Bitter pill to swallow
It was no ordinary trip to the doctor's surgery. As well as getting some pills for my gout, I hoped to discover whether British Prime Minister Tony Blair's much-vaunted government health reforms really mean that our London GPs are earning more than stockbrokers, barristers and Cabinet ministers.
While some newspaper articles were talking about London hospitals having to shed jobs due to overspending, a new study suggested that some general practitioners in the capital were getting more than GBP250,000 ($3.4 million) a year. To be fair, the average salary, according to the Association of Independent Specialist Accountants, was GBP125,000. But that's still an awful lot of stethoscopes.
How did it come to this? How could a community GP out-earn a barrister? Well, this is London: an expensive city at best, where it costs GBP10 to go 3km in a cab, and plumbers charge GBP65 an hour. It's also down to Mr Blair's 'performance-related bonuses', which provide doctors with extra cash for meeting targets in high-quality health care and good record-keeping.

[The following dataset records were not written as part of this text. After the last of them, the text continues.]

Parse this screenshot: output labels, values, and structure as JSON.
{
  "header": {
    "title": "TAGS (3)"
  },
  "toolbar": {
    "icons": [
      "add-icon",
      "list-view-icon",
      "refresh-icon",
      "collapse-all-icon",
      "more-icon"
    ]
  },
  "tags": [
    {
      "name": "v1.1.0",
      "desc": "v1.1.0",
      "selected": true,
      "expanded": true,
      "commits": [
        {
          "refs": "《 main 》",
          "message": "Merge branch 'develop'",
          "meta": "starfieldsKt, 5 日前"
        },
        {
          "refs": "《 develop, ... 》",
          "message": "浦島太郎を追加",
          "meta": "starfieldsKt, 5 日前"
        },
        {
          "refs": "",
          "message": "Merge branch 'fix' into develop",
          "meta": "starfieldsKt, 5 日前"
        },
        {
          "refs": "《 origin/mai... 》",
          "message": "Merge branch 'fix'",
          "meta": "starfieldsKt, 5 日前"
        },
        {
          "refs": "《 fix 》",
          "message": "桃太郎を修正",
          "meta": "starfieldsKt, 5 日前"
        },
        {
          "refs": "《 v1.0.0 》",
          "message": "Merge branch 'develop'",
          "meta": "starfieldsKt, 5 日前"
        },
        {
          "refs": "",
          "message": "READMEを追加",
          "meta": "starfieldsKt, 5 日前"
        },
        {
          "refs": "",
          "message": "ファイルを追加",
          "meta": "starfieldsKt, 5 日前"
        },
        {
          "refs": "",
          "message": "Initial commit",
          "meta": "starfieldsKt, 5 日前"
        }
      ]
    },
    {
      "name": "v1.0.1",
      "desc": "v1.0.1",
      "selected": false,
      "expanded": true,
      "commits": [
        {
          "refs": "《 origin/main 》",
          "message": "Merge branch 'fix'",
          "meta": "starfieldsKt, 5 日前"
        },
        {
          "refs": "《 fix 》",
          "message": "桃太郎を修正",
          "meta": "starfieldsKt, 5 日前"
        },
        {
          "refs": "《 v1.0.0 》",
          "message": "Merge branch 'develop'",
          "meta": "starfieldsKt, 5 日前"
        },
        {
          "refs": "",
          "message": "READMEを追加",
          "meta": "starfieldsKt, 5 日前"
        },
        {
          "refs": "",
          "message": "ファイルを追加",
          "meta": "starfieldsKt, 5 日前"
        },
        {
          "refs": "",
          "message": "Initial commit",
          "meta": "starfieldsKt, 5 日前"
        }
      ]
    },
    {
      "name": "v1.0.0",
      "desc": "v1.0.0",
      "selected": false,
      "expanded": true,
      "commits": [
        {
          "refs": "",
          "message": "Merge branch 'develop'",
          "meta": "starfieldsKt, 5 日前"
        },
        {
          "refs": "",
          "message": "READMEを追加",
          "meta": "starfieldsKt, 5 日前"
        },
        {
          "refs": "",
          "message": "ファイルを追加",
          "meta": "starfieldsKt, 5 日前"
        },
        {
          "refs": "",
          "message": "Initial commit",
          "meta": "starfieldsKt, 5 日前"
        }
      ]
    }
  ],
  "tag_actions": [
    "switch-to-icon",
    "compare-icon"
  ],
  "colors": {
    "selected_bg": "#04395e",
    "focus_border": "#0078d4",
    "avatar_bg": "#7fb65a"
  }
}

So how was my GP 'performing'? The car park had ample evidence of wealth: a new BMW, a classic Triumph Herald and a sparkling sports utility vehicle. There was no Rolls-Royce, but that was probably parked round the corner, its chauffeur doing the Financial Times crossword. However, there was a bicycle: obviously, that belonged to the part-time nurse.
Inside the two-storey red-brick clinic, the carpets were not exactly cashmere, and the toys certainly weren't of the handcrafted wooden variety.

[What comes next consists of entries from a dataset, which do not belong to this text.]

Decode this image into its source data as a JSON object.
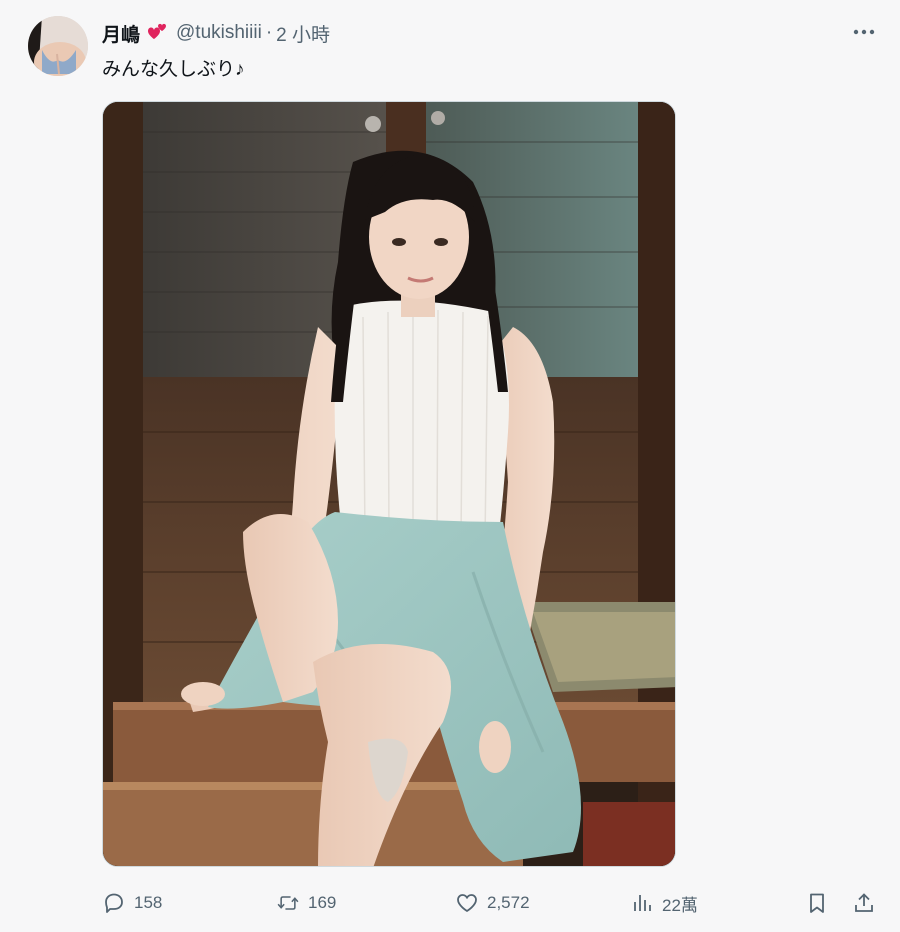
{
  "author": {
    "display_name": "月嶋",
    "emoji_icon": "two-hearts-icon",
    "handle": "@tukishiiii",
    "separator": "·",
    "time": "2 小時"
  },
  "tweet": {
    "text": "みんな久しぶり♪"
  },
  "actions": {
    "reply_count": "158",
    "retweet_count": "169",
    "like_count": "2,572",
    "views_count": "22萬"
  },
  "colors": {
    "text_primary": "#0f1419",
    "text_secondary": "#536471",
    "heart_red": "#e0245e"
  }
}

And the receptionists were more old school than private school; cold and officious. 'Mr Bryan?' 'Yes.' 'Tim Bryan? 8.30?' 'Yes.' (How many Tim Bryans are there on the books at 8.30?) 'Sit down there please and wait to be called.' When I was called, Dr Smith was his usual happy self. 'Hi, what can I do you for?' he beamed. A nice welcome, I thought: that should earn him another bonus.
But this GP was young, straight off the hospital wards. Perhaps he wasn't such a big earner, considering the bike pump and helmet in his office. 'You cycle?' I asked. 'Don't you drive, then?' 'Can't afford to in London,' he said. 'So whose are the flash cars in the clinic's car park?' 'Perhaps they belong to patients, or the new barristers across the road. We rent them the spaces.'
Once outside, the truth dawned. A law practice had moved in. And the man in the grime-infested overalls who sat next to me in the waiting room was the one who drove off in the new BMW. He wasn't a doctor, obviously - but it is highly likely that he was a plumber.